Aims/hypothesis: A distinct family of MHC genes has been identified in the class III region and denominated MHC Class I chain-related genes (MIC). The MIC-A gene is located between the TNFA and the HLA-B genes. The aim of our study was to test the association of the polymorphism of the MIC-A gene with Type I (insulin-dependent) diabetes mellitus and evaluate the interaction between MIC-A and TNFA, HLA-B, HLA-DR and HLA-DQ gene polymorphism.
Methods: Type I diabetic (n =95) and healthy (n = 98) Italian subjects were typed for exon 5 of MIC-A and for HLA-DRB1, HLA-DQA1, HLA-DQB1 and TNFA alleles. All subjects were also typed for the presence of HLA-B8 or HLA-B15.
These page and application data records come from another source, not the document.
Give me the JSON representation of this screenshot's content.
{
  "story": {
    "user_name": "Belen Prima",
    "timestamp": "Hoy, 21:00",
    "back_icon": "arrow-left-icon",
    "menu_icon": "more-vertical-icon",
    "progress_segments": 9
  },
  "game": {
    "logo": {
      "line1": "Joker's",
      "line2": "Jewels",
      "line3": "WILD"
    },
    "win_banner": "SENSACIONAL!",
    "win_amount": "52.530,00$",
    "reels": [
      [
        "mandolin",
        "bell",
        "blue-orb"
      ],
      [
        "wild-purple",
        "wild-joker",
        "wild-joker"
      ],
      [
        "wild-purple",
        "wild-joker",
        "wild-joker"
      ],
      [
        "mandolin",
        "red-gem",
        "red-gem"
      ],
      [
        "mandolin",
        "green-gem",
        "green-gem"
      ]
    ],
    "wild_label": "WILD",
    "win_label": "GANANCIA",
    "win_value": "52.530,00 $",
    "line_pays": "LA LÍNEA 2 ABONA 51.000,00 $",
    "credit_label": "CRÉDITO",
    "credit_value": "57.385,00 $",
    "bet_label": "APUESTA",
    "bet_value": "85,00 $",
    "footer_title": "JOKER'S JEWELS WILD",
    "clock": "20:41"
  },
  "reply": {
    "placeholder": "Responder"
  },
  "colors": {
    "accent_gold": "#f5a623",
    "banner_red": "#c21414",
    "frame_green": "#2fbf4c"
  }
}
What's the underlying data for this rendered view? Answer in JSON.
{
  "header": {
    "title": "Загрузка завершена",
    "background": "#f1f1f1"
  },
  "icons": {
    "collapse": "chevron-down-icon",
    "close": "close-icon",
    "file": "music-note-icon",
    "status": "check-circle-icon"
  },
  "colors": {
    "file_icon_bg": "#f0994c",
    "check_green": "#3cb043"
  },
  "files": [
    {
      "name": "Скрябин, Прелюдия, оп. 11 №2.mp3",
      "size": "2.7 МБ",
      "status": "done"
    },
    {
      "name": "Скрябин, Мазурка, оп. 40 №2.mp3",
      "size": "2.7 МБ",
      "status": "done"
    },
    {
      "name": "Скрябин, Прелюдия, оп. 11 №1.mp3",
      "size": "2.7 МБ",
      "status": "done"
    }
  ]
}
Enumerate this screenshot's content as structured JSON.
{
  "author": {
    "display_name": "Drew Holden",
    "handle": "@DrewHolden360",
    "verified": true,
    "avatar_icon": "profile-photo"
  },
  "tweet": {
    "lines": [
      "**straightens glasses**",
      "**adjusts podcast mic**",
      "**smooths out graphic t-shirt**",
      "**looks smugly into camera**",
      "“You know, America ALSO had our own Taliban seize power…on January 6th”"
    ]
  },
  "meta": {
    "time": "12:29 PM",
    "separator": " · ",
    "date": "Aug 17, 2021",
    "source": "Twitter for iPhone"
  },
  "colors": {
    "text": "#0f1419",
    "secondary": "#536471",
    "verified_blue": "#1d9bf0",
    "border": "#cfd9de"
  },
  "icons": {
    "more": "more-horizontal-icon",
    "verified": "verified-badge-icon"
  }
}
Results: The frequency of MIC-A5 was increased in diabetic subjects (53 % vs 15 %) (OR = 6.1) (corrected p, p(c) < 0.0005). Among HLA class II haplotypes, both HLA-DRB1*03-DQA1*0501-DQB1*0201 (DR3-DQ2) and DRB1*04-DQA1*0301-DQB1*0302 (DR4-DQ8) ("at-risk class II haplotypes") were positively associated with diabetes (OR = 6.7 and 6.0, respectively) (p(c) < 0.003). Also HLA-B8 was more frequent among Type I diabetic subjects than among healthy control subjects (OR = 2.8, p = 0.01). None of the TNFA alleles were statistically significantly associated with Type I diabetes. The MIC-A5 exon was negatively associated with age at clinical onset of diabetes (p = 0.012). Thus, 68 % diabetic subjects younger than 25 years and 29 % older than 25 years were carrying this allele. Both MIC-A5 and the at-risk class II haplotypes were independently associated with Type I diabetes and the combined association of the two markers had the highest relative risk (OR = 172). In subjects younger than 25 years, the OR of MIC-A5 was as high as 21.7 and was more than twofold that of at-risk class II haplotypes (OR = 9.5). The MIC-A5 exon was not in linkage disequilibrium with any of the HLA-class I, class II or TNFA alleles studied.
Conclusions/interpretation: The MIC-A gene polymorphism is associated with genetic risk for Type I diabetes and the combination of MIC-A5 and at-risk class II haplotypes is now to be seen as the strongest genetic marker for this disease.